## Instructions to follow:
I would like each line of the data that holds the word "すたっふ" copied out.

Records from a data source:
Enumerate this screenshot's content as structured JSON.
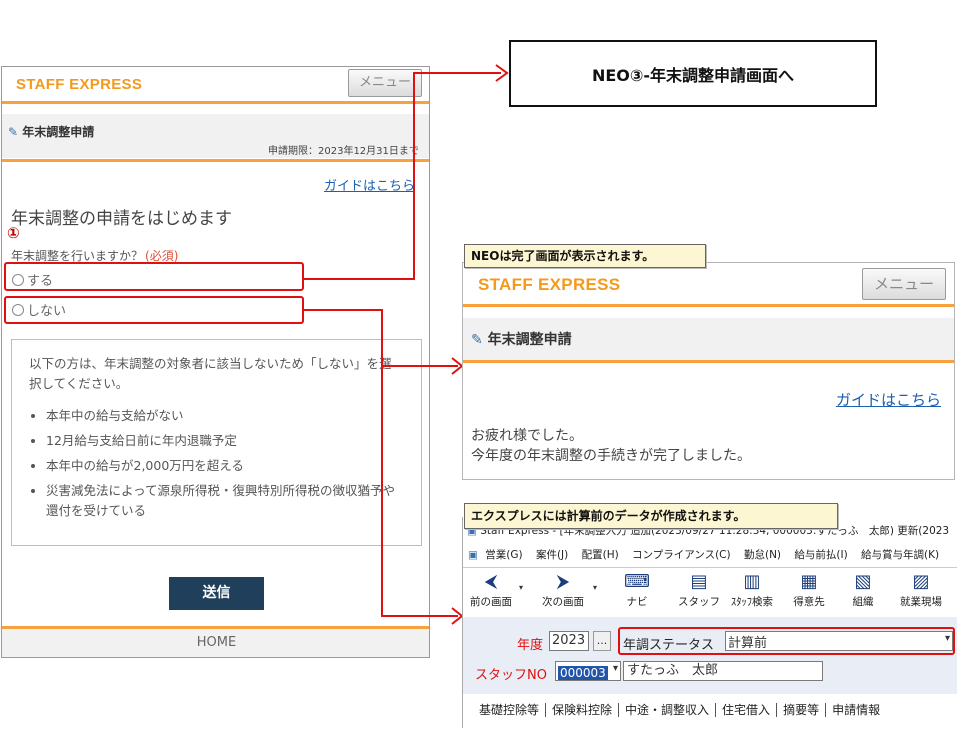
{
  "neo_button_label": "NEO③-年末調整申請画面へ",
  "left": {
    "brand": "STAFF EXPRESS",
    "menu_label": "メニュー",
    "page_title": "年末調整申請",
    "deadline": "申請期限：2023年12月31日まで",
    "guide_link": "ガイドはこちら",
    "heading": "年末調整の申請をはじめます",
    "step_marker": "①",
    "question": "年末調整を行いますか？",
    "required": "(必須)",
    "option_yes": "する",
    "option_no": "しない",
    "info_intro": "以下の方は、年末調整の対象者に該当しないため「しない」を選択してください。",
    "info_items": [
      "本年中の給与支給がない",
      "12月給与支給日前に年内退職予定",
      "本年中の給与が2,000万円を超える",
      "災害減免法によって源泉所得税・復興特別所得税の徴収猶予や還付を受けている"
    ],
    "submit_label": "送信",
    "home_label": "HOME"
  },
  "right_top": {
    "callout": "NEOは完了画面が表示されます。",
    "brand": "STAFF EXPRESS",
    "menu_label": "メニュー",
    "page_title": "年末調整申請",
    "guide_link": "ガイドはこちら",
    "done_line1": "お疲れ様でした。",
    "done_line2": "今年度の年末調整の手続きが完了しました。"
  },
  "right_bottom": {
    "callout": "エクスプレスには計算前のデータが作成されます。",
    "titlebar": "Staff Express - [年末調整入力 追加(2023/09/27 11:28:34, 000003:すたっふ　太郎) 更新(2023",
    "menu_items": [
      "営業(G)",
      "案件(J)",
      "配置(H)",
      "コンプライアンス(C)",
      "勤怠(N)",
      "給与前払(I)",
      "給与賞与年調(K)"
    ],
    "toolbar": [
      {
        "label": "前の画面",
        "icon": "back-arrow-icon"
      },
      {
        "label": "次の画面",
        "icon": "forward-arrow-icon"
      },
      {
        "label": "ナビ",
        "icon": "keyboard-icon"
      },
      {
        "label": "スタッフ",
        "icon": "staff-icon"
      },
      {
        "label": "ｽﾀｯﾌ検索",
        "icon": "staff-search-icon"
      },
      {
        "label": "得意先",
        "icon": "client-icon"
      },
      {
        "label": "組織",
        "icon": "organization-icon"
      },
      {
        "label": "就業現場",
        "icon": "worksite-icon"
      }
    ],
    "year_label": "年度",
    "year_value": "2023",
    "ellipsis_button": "...",
    "status_label": "年調ステータス",
    "status_value": "計算前",
    "staff_no_label": "スタッフNO",
    "staff_no_value": "000003",
    "staff_name": "すたっふ　太郎",
    "tabs": [
      "基礎控除等",
      "保険料控除",
      "中途・調整収入",
      "住宅借入",
      "摘要等",
      "申請情報"
    ]
  },
  "colors": {
    "accent_orange": "#f39a1e",
    "highlight_red": "#e01010",
    "submit_navy": "#1f3f5b",
    "callout_yellow": "#fdf6d3"
  }
}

## Response:
    "titlebar": "Staff Express - [年末調整入力 追加(2023/09/27 11:28:34, 000003:すたっふ　太郎) 更新(2023",
    "staff_name": "すたっふ　太郎",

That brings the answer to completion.